_What to produce_: Wherever "this" occurs in the entries, copy the line that holds it.

_Data section_:
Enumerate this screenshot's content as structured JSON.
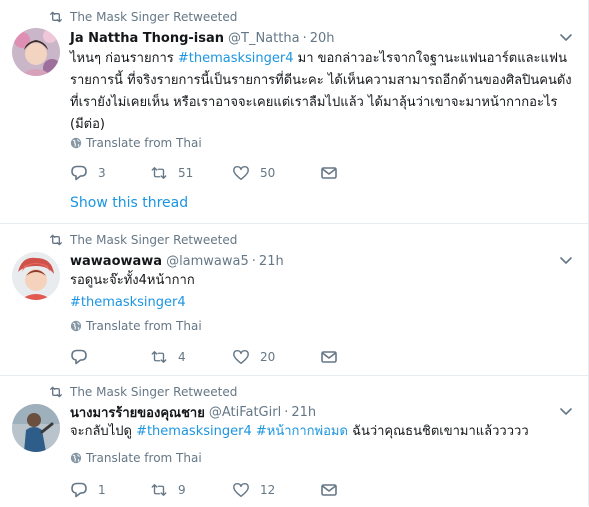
{
  "tweets": [
    {
      "retweeted_by": "The Mask Singer Retweeted",
      "display_name": "Ja Nattha Thong-isan",
      "handle": "@T_Nattha",
      "dot": "·",
      "time": "20h",
      "text_parts": [
        "ไหนๆ ก่อนรายการ ",
        "#themasksinger4",
        " มา ขอกล่าวอะไรจากใจฐานะแฟนอาร์ตและแฟนรายการนี้ ที่จริงรายการนี้เป็นรายการที่ดีนะคะ ได้เห็นความสามารถอีกด้านของศิลปินคนดังที่เรายังไม่เคยเห็น หรือเราอาจจะเคยแต่เราลืมไปแล้ว ได้มาลุ้นว่าเขาจะมาหน้ากากอะไร (มีต่อ)"
      ],
      "translate": "Translate from Thai",
      "replies": "3",
      "retweets": "51",
      "likes": "50",
      "show_thread": "Show this thread"
    },
    {
      "retweeted_by": "The Mask Singer Retweeted",
      "display_name": "wawaowawa",
      "handle": "@lamwawa5",
      "dot": "·",
      "time": "21h",
      "text_line1": "รอดูนะจ๊ะทั้ง4หน้ากาก",
      "hashtag": "#themasksinger4",
      "translate": "Translate from Thai",
      "replies": "",
      "retweets": "4",
      "likes": "20"
    },
    {
      "retweeted_by": "The Mask Singer Retweeted",
      "display_name": "นางมารร้ายของคุณชาย",
      "handle": "@AtiFatGirl",
      "dot": "·",
      "time": "21h",
      "text_parts": [
        "จะกลับไปดู ",
        "#themasksinger4",
        " ",
        "#หน้ากากพ่อมด",
        " ฉันว่าคุณธนชิตเขามาแล้ววววว"
      ],
      "translate": "Translate from Thai",
      "replies": "1",
      "retweets": "9",
      "likes": "12"
    }
  ],
  "icons": {
    "retweet": "retweet-icon",
    "reply": "reply-icon",
    "like": "heart-icon",
    "message": "envelope-icon",
    "translate": "globe-icon",
    "menu": "chevron-down-icon"
  },
  "colors": {
    "link": "#1b95e0",
    "muted": "#657786",
    "text": "#14171a",
    "divider": "#e6ecf0"
  }
}
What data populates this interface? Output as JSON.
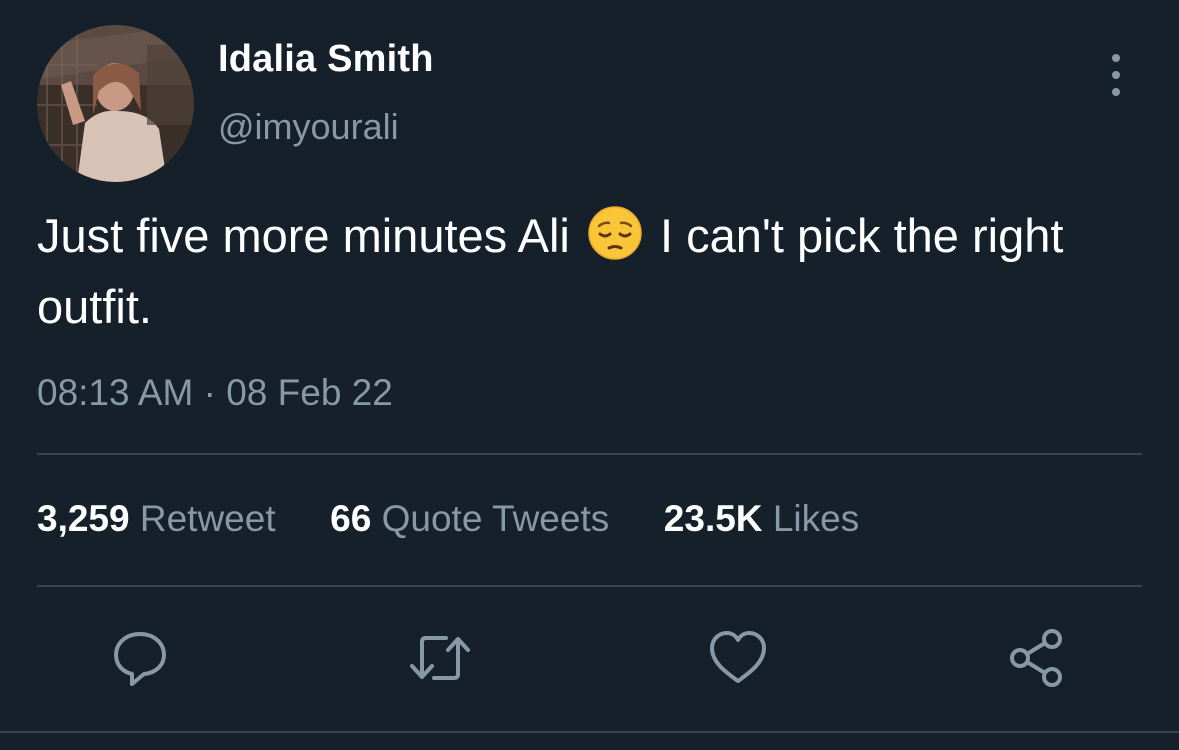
{
  "user": {
    "display_name": "Idalia Smith",
    "handle": "@imyourali",
    "avatar_icon": "profile-photo"
  },
  "tweet": {
    "text_part1": "Just five more minutes Ali",
    "emoji_icon": "pensive-face-emoji",
    "text_part2": "I can't pick the right outfit.",
    "timestamp": "08:13 AM · 08 Feb 22"
  },
  "stats": {
    "retweet_count": "3,259",
    "retweet_label": "Retweet",
    "quote_count": "66",
    "quote_label": "Quote Tweets",
    "likes_count": "23.5K",
    "likes_label": "Likes"
  },
  "actions": {
    "reply_icon": "reply-icon",
    "retweet_icon": "retweet-icon",
    "like_icon": "heart-icon",
    "share_icon": "share-icon"
  },
  "colors": {
    "background": "#15202b",
    "secondary_text": "#8899a6",
    "divider": "#38444d",
    "icon": "#8899a6"
  }
}
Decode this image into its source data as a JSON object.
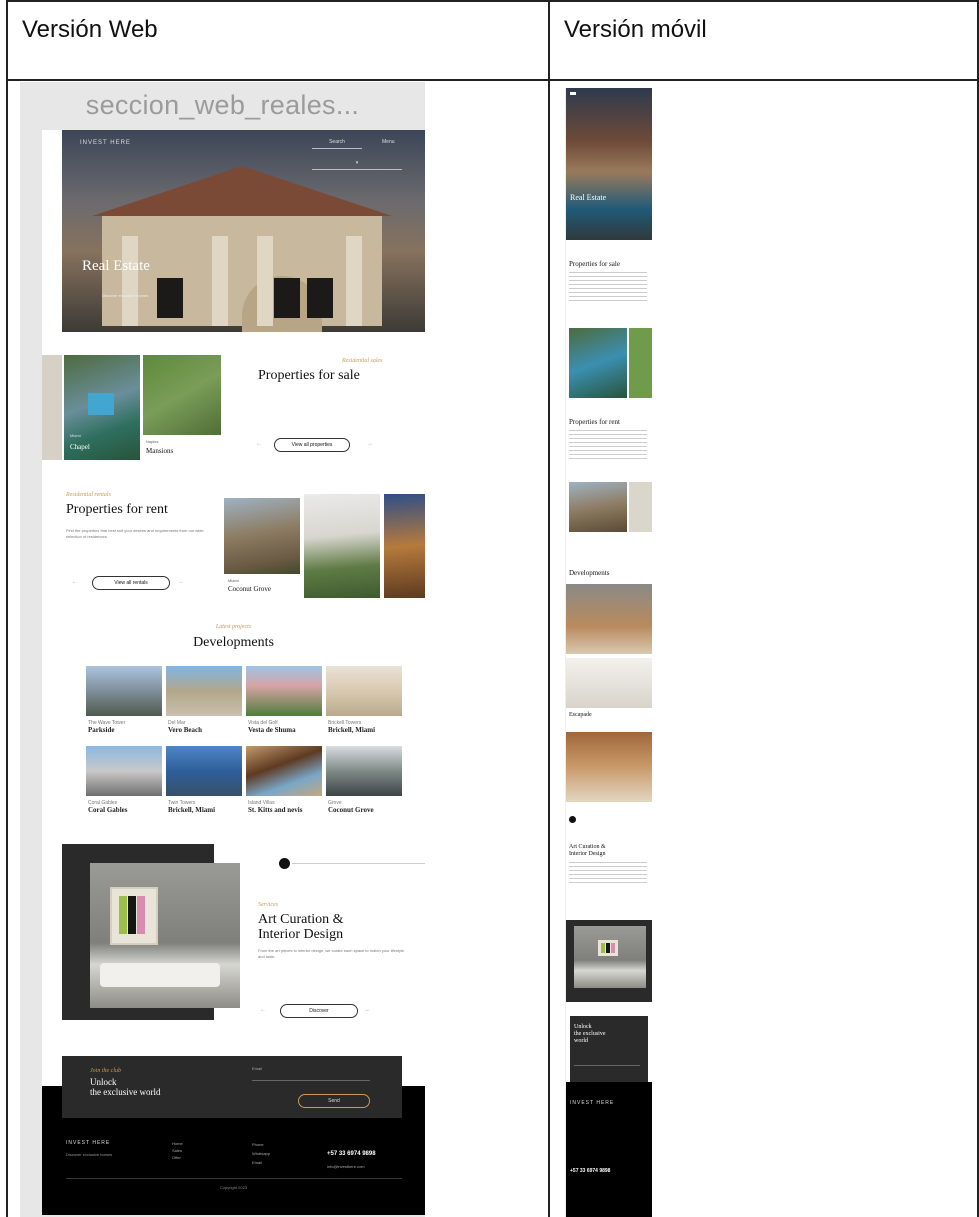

_Result of the task_:
Enumerate this screenshot's content as structured JSON.
      "show_thread": "Show this thread"
What data populates this interface? Output as JSON.
Decode this image into its source data as a JSON object.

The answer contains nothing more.